In today’s digital world, we all live our lives online.
It’s convenient to whip out our smartphone to check the football scores and order a takeaway through an app. It’s just as easy to subscribe to a product or apply for a mortgage. Convenience is what the internet has given us, but this isn’t without its risks.
On an organisational level, cyber-attacks are a consistent threat to the ongoing health and success of a business. However, not all attacks are created equal.
So, what is the most successful cyber-attack method?
According to analysis from Verizon, phishing is by far the most successful attack method, occurring in 90% of all successful attacks. But what is phishing?
Phishing is an online scam where criminals send out bogus emails. These emails appear to be from legitimate sources and can be very convincing if you don't know what you're looking for. This is where the problem lies.
Phishing aims to trick you into giving up sensitive information or infect your computer with malware - the most common is a type of ransomware which will lock your computer and demand payment to restore access. The second most common is a Trojan horse which can spy on you and gain backdoor access to your system.
Organisations of all sizes are at a very high risk of phishing, simply because virtually every employee now has access to email. All it takes is one click of a dodgy link in an email to infect a computer or give access to confidential information.
Phishing is the most successful type of cyber-attack because it prays on proven psychological principles.
Cybercriminals use numerous methods to encourage clicks. Typically, however, you'll notice two common methods in use; benefits and threats. Our independent analysis has found that phishing success rates can hit 94% when the right psychological elements are in play.
When a business falls victim to phishing, it’s often because of a lack of phishing training. If your employees don’t know how to identify phishing emails, then it's only a matter of time before they fall victim to one.
Another form of phishing is spear phishing. This is when criminals send you a highly targeted scam email using information they hold about you. They could refer to you by name and job title to make the email appear even more convincing.
Spear phishing emails are usually targeted at high-profile people. CEOs, managing directors, chief engineers and so on. No one is immune to a phishing scam. The emails sent out can be very convincing and fool the most internet-savvy people.
Email providers do protect you to some extent, but they cannot block and filter out all phishing emails. There are public spam and open relay blacklists, but these don’t cover everything. IP addresses and domain names can be blocked but new ones pop up. Fighting against this change is impossible because it happens so fast.

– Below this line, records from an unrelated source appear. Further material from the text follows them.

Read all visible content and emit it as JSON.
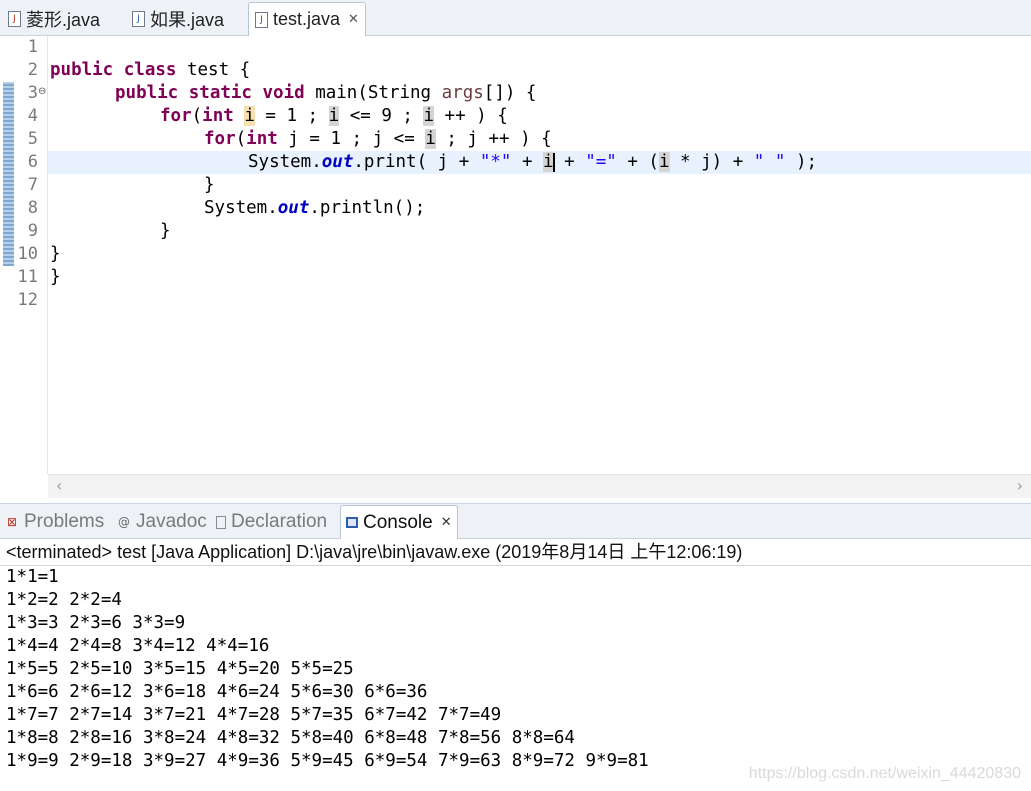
{
  "editor_tabs": [
    {
      "label": "菱形.java",
      "active": false
    },
    {
      "label": "如果.java",
      "active": false
    },
    {
      "label": "test.java",
      "active": true
    }
  ],
  "line_numbers": [
    "1",
    "2",
    "3",
    "4",
    "5",
    "6",
    "7",
    "8",
    "9",
    "10",
    "11",
    "12"
  ],
  "code": {
    "l2_kw": "public class",
    "l2_rest": " test {",
    "l3_kw": "public static void",
    "l3_rest": " main(String ",
    "l3_args": "args",
    "l3_end": "[]) {",
    "for_kw": "for",
    "int_kw": "int",
    "l4_a": "(",
    "l4_b": " ",
    "var_i": "i",
    "l4_c": " = 1 ; ",
    "l4_d": " <= 9 ; ",
    "l4_e": " ++ ) {",
    "l5_a": "(",
    "l5_b": " j = 1 ; j <= ",
    "l5_c": " ; j ++ ) {",
    "l6_a": "System.",
    "out_field": "out",
    "l6_b": ".print( j + ",
    "str_star": "\"*\"",
    "l6_c": " + ",
    "l6_d": " + ",
    "str_eq": "\"=\"",
    "l6_e": " + (",
    "l6_f": " * j) + ",
    "str_space": "\" \"",
    "l6_g": " );",
    "l7": "}",
    "l8_a": "System.",
    "l8_b": ".println();",
    "l9": "}",
    "l10": "}",
    "l11": "}"
  },
  "panel_tabs": [
    {
      "label": "Problems",
      "icon": "problems-icon",
      "active": false
    },
    {
      "label": "Javadoc",
      "icon": "javadoc-icon",
      "active": false
    },
    {
      "label": "Declaration",
      "icon": "declaration-icon",
      "active": false
    },
    {
      "label": "Console",
      "icon": "console-icon",
      "active": true
    }
  ],
  "console": {
    "status": "<terminated> test [Java Application] D:\\java\\jre\\bin\\javaw.exe (2019年8月14日 上午12:06:19)",
    "lines": [
      "1*1=1",
      "1*2=2 2*2=4",
      "1*3=3 2*3=6 3*3=9",
      "1*4=4 2*4=8 3*4=12 4*4=16",
      "1*5=5 2*5=10 3*5=15 4*5=20 5*5=25",
      "1*6=6 2*6=12 3*6=18 4*6=24 5*6=30 6*6=36",
      "1*7=7 2*7=14 3*7=21 4*7=28 5*7=35 6*7=42 7*7=49",
      "1*8=8 2*8=16 3*8=24 4*8=32 5*8=40 6*8=48 7*8=56 8*8=64",
      "1*9=9 2*9=18 3*9=27 4*9=36 5*9=45 6*9=54 7*9=63 8*9=72 9*9=81"
    ]
  },
  "watermark": "https://blog.csdn.net/weixin_44420830",
  "colors": {
    "keyword": "#7f0055",
    "string": "#2a00ff",
    "field": "#0000c0",
    "current_line": "#e8f2fe"
  }
}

In fact, research has found that 75% of phishing emails make it through email filters, highlighting the issues that providers face.
It’s better to take matters into your own hands. The most effective way to protect your inbox from phishing emails is with a Secure Email Gateway. We’ll touch on this more below.
Phishing is a simple scam that requires three layers of response:
Phishing training should form the core of your protection against attacks. More than just courses and articles, however, training should include simulated phishing training exercises to give employees hands-on experience of avoiding scams.
By educating employees on how to spot phishing emails, you enable them to protect your organisation from scams, ransomware, hackers and other nasties caused by phishing.
The easiest way to limit the number of phishing emails reaching employees is with a Secure Email Gateway - software that monitors emails with advanced spam filtering. SEGs quarantine or block suspect emails automatically.
If you want to stop your domain from becoming a resource for attackers, it’s important to remember that phishing emails are only really convincing when the email address attached to them is near identical to your own. The anti-spoofing controls DMARC, SPF and DKIM will help secure your organisation’s domains against spoofing.
Alongside comprehensive phishing training, technological solutions are an important layer to consider to prevent malware injections.
Typically, the most dangerous form of malware from phishing is worms. Worms can not only infect local computers, but also the servers and networks connected to them.
Ransomware and trojan horses, however, are the most common malware from phishing. In any case, these forms of malware can be captured by a good anti-malware program even if an employee accidentally clicks install. A little research into reputable anti-malware programs can prove invaluable in the event an employee does click.
Ready to discuss your phishing training needs? Get in touch with a member of our team today and learn how we can help.